Extracted records:

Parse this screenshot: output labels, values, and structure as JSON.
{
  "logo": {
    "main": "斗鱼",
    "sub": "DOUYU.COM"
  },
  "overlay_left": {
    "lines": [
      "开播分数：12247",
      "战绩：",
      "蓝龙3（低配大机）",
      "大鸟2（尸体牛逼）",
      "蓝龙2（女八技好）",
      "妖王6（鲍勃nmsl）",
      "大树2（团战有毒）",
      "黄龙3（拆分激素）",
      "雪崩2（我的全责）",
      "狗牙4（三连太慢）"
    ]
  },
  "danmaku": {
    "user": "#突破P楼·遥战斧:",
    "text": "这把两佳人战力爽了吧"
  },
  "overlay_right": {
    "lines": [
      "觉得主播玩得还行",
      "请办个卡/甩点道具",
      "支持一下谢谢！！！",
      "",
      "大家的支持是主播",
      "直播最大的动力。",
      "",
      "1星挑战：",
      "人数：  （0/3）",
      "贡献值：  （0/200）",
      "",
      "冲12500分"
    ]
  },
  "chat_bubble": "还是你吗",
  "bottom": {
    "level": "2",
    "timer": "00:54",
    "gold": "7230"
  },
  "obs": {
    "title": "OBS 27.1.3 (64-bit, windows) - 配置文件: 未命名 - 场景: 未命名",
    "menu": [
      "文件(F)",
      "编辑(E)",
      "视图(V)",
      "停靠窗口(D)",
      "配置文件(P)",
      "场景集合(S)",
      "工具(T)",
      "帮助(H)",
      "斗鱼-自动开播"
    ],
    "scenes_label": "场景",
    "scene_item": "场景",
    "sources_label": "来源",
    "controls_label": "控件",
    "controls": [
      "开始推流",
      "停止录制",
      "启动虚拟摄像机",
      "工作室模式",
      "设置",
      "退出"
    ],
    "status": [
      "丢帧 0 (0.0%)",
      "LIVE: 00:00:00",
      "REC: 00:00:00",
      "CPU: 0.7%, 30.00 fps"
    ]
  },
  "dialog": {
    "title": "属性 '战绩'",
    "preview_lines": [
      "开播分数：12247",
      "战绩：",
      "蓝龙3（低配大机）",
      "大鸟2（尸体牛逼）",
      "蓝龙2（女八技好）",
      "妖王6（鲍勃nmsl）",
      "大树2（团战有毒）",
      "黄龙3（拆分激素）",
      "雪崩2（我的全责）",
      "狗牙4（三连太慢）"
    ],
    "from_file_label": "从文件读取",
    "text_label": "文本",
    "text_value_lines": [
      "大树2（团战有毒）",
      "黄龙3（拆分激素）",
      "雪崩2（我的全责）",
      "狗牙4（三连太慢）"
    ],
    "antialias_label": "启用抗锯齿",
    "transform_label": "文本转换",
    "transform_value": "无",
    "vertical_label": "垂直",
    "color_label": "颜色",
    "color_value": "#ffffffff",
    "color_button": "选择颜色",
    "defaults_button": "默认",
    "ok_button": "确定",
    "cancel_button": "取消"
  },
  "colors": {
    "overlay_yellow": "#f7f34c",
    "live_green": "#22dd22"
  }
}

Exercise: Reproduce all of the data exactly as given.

Task result:
Parse this screenshot: output labels, values, and structure as JSON.
{
  "logo": {
    "main": "斗鱼",
    "sub": "DOUYU.COM"
  },
  "overlay_left": {
    "lines": [
      "开播分数：12247",
      "战绩：",
      "蓝龙3（低配大机）",
      "大鸟2（尸体牛逼）",
      "蓝龙2（女八技好）",
      "妖王6（鲍勃nmsl）",
      "大树2（团战有毒）",
      "黄龙3（拆分激素）",
      "雪崩2（我的全责）",
      "狗牙4（三连太慢）"
    ]
  },
  "danmaku": {
    "user": "#突破P楼·遥战斧:",
    "text": "这把两佳人战力爽了吧"
  },
  "overlay_right": {
    "lines": [
      "觉得主播玩得还行",
      "请办个卡/甩点道具",
      "支持一下谢谢！！！",
      "",
      "大家的支持是主播",
      "直播最大的动力。",
      "",
      "1星挑战：",
      "人数：  （0/3）",
      "贡献值：  （0/200）",
      "",
      "冲12500分"
    ]
  },
  "chat_bubble": "还是你吗",
  "bottom": {
    "level": "2",
    "timer": "00:54",
    "gold": "7230"
  },
  "obs": {
    "title": "OBS 27.1.3 (64-bit, windows) - 配置文件: 未命名 - 场景: 未命名",
    "menu": [
      "文件(F)",
      "编辑(E)",
      "视图(V)",
      "停靠窗口(D)",
      "配置文件(P)",
      "场景集合(S)",
      "工具(T)",
      "帮助(H)",
      "斗鱼-自动开播"
    ],
    "scenes_label": "场景",
    "scene_item": "场景",
    "sources_label": "来源",
    "controls_label": "控件",
    "controls": [
      "开始推流",
      "停止录制",
      "启动虚拟摄像机",
      "工作室模式",
      "设置",
      "退出"
    ],
    "status": [
      "丢帧 0 (0.0%)",
      "LIVE: 00:00:00",
      "REC: 00:00:00",
      "CPU: 0.7%, 30.00 fps"
    ]
  },
  "dialog": {
    "title": "属性 '战绩'",
    "preview_lines": [
      "开播分数：12247",
      "战绩：",
      "蓝龙3（低配大机）",
      "大鸟2（尸体牛逼）",
      "蓝龙2（女八技好）",
      "妖王6（鲍勃nmsl）",
      "大树2（团战有毒）",
      "黄龙3（拆分激素）",
      "雪崩2（我的全责）",
      "狗牙4（三连太慢）"
    ],
    "from_file_label": "从文件读取",
    "text_label": "文本",
    "text_value_lines": [
      "大树2（团战有毒）",
      "黄龙3（拆分激素）",
      "雪崩2（我的全责）",
      "狗牙4（三连太慢）"
    ],
    "antialias_label": "启用抗锯齿",
    "transform_label": "文本转换",
    "transform_value": "无",
    "vertical_label": "垂直",
    "color_label": "颜色",
    "color_value": "#ffffffff",
    "color_button": "选择颜色",
    "defaults_button": "默认",
    "ok_button": "确定",
    "cancel_button": "取消"
  },
  "colors": {
    "overlay_yellow": "#f7f34c",
    "live_green": "#22dd22"
  }
}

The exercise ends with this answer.